In most of the country, October or November signals the end of gardening for the year, especially with the arrival of frost. In the southernmost part of the country, however, winter care for warm climate gardens is just the opposite. This can be the most productive time available in your garden, if you live in USDA zones 8 to 11.
The weather is still warm for most of the winter but not too hot, the sun’s rays are weaker, so they won’t burn tender seedlings, and there are fewer insects to deal with. Gardeners in the warmest parts of the country can grow year-round gardens, simply splitting up the planting duties into cool weather and warm weather crops.
Winter gardening in warm climates is almost upside down from what northern gardeners are used to. Instead of taking a break from planting during the dead of winter, gardeners in the warmest regions are worried about protecting their plants in the middle of summer. Weeks on end of 100 degrees F. (38 C.) heat can endanger the toughest of vegetables, and those that are used to cooler weather simply won’t grow at all.
Most gardeners split the season into two planting times, allowing the spring plants to grow through the summer and the fall plants to grow over the winter. When northern gardeners are pulling dead vines and putting their garden beds to sleep for the winter, gardeners in zones 8 to 11 are adding compost and putting out a new set of transplants.
Winter Gardening in Warm Climates

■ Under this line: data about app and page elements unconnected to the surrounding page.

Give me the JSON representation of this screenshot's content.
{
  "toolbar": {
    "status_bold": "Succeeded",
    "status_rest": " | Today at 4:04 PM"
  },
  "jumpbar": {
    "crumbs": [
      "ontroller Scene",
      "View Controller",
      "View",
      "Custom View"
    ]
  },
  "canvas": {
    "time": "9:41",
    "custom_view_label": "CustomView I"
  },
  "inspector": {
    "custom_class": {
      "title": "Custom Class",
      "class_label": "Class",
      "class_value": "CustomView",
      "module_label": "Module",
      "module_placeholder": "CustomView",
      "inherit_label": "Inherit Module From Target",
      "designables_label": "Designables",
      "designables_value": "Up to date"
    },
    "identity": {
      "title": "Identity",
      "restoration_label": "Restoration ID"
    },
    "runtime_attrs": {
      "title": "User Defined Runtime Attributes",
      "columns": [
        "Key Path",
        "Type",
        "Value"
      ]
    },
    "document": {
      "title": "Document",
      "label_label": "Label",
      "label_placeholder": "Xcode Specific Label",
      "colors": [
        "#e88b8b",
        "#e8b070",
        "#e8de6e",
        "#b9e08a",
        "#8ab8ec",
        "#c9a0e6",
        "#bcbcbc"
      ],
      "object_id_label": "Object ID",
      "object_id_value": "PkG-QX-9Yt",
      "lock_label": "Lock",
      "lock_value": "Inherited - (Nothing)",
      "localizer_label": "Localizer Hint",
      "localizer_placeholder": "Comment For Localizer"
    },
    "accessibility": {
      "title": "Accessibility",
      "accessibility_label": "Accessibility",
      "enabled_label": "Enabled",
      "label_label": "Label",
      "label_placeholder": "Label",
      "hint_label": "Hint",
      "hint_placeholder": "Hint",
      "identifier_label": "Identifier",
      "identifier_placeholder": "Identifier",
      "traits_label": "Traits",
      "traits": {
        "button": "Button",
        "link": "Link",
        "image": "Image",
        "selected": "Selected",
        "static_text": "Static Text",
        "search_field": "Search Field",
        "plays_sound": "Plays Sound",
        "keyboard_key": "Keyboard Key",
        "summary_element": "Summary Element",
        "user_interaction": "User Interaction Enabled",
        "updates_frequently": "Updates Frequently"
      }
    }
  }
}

What will grow in a warm winter garden? If you would have planted it in the early spring in the north, it will thrive over the new year in a southern winter garden. The warmer temperatures encourage the plants to grow quicker, but as the year draws to a close the sun isn’t hot enough to affect cool weather plants like lettuce, peas, and spinach.
When looking for mild winter gardening tips, look to spring gardening tips for northern climates. If it works in April and May in Michigan or Wisconsin, it will do even better in Florida or southern California in November.
You’ll probably have to protect the plants through the end of January and parts of February if you have a rare frosty morning, but the plants should grow until early March when it’s time to put out the tomatoes and peppers.